Ecuation partition

The larger the value of k, the greater the analyte concentration in the organic phase. Microextration is another form of LLE, and in this case a micro volume of organic solvent is used. According to solvent densities, the method needs different arrangements. When the organic solvent is denser than water, conical tubes are needed. In the opposite case, tubes with narrow necks are needed. This technique has worse recovery values but better extraction efficiency values because of the low organic phase volume. Another environment friendly alternative to organic solvents is ionic liquids. These substances are replacing organic solvents due to their unique properties such as low volatility, chemical and thermal stability, and good solubility for both organic and inorganic molecules [7].

Chiral chromatography[edit | edit source]

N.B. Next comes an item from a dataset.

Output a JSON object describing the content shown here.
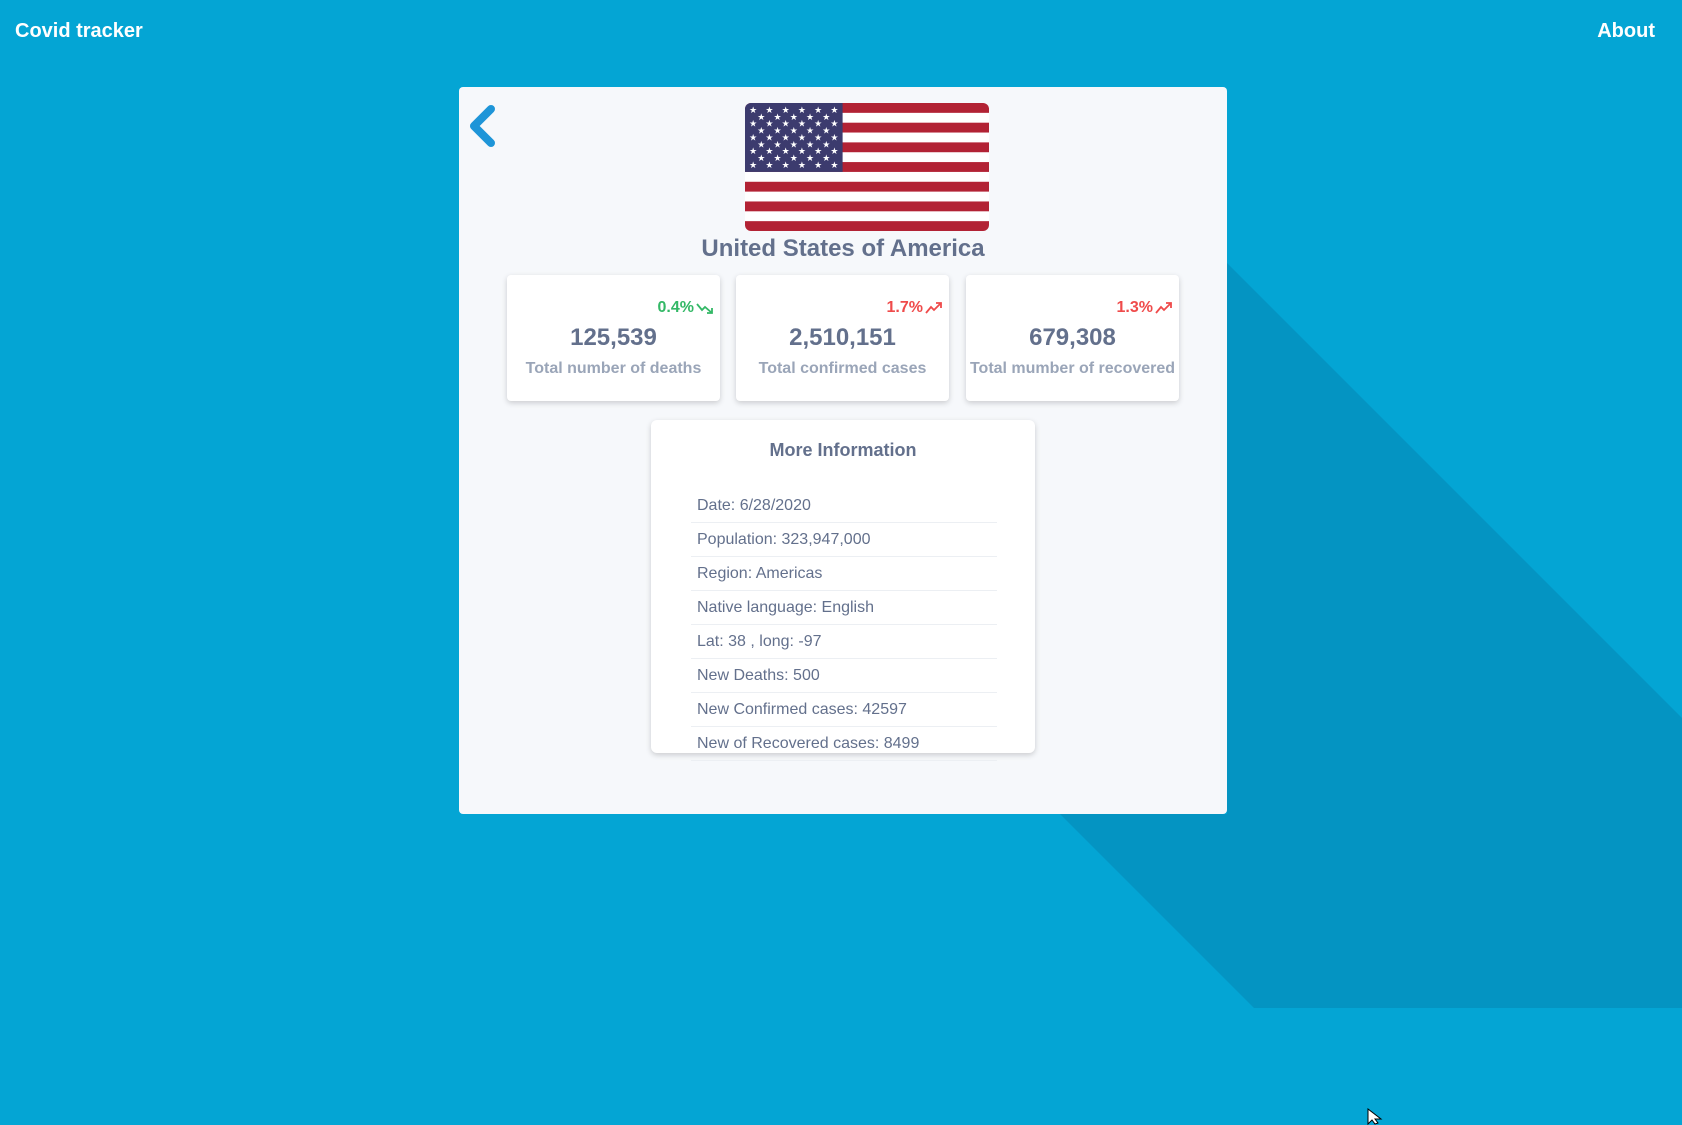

Chirality is a geometric property related to asymmetry. A chiral molecule lacks an internal plane of symmetry and has a molecule which is its non-superimposable mirror image. Those molecules are called enantiomers and a mixture of them is known as a racemic mixture. They have very similar physical properties, so their separation is very difficult.

Texto alternativo

    Figure 3: Example of enantiomeric molecules and its comparison with the hands. 

Separating chiral molecules is important in organic, environmental, biological, pharmaceutical and analytical chemistry fields. Many techniques are used to analyze chiral organic molecules, such as Chiroptical Methods (Polarimetry, Optical Rotation Dispersion, Circular dicroism, Vibrational Optical Activity, etc); Nuclear Magnetic Resonance (NMR), and Chromatography.

Chiral Chromatography uses a chiral selector, a molecule with chiral centers. The most common chiral selectors, especially in gas chromatography, are cyclodextrins. They are macromolecules made of glucose molecules bonded together in a cone form. According to the number of sugar members, the names of the cyclodextrin are: alpha for six members, beta for seven and gamma for eight. Native cyclodextrins are solid and have poor solubility. This is the reason why they have to be dissolved in a proper solvent or derivatized in order to be used as stationary phases in Gas Chromatography. The most common solvents are polysiloxanes and they are also used to prepare cyclodextrin derivative solutions.


     Figure 4: Chemical structure of the three main types of cyclodextrins (Wikipedia)

References[edit | edit source]

[1] Introducción a la HPLC. Oscar Alberto Quattrochi, Sara Abelaira de Andrizzi, Raúl Felipe Laba. Editorial.

[2] Fundamentos de Química Analítica. Skoog, West, Holler. Editorial Reverté, S. A., 1997. ISBN 84-291-7556-3.

[3]Horváth, C.; Preis, B. A.; Lipsky, S. R. (1967) Analytical Chemistry, 39, 1422.

[4]Horváth, C.; Lipsky, S. R. (1969) Analytical Chemistry, 41, 227.

[5]Smith, N. W., Legido-quigley, C., Marlin, N. D., &Melin, V. (1967). Capillary Liquid Chromatography Capillary and Micro ‐ High Performance Liquid Chromatography, 1–22.

[6]Legido-quigley, C., Marlin, N. D., Melin, V., Manz, A., & Smith, N. W. (2003). 917–944.

[7] Practical HPLC Method Development. Lloyd R. Snyder, Joseph J. Kirkland, Joseph L. Glaich. Editorial: John Wiley & Sons, 2012. ISBN 1118591518, 9781118591512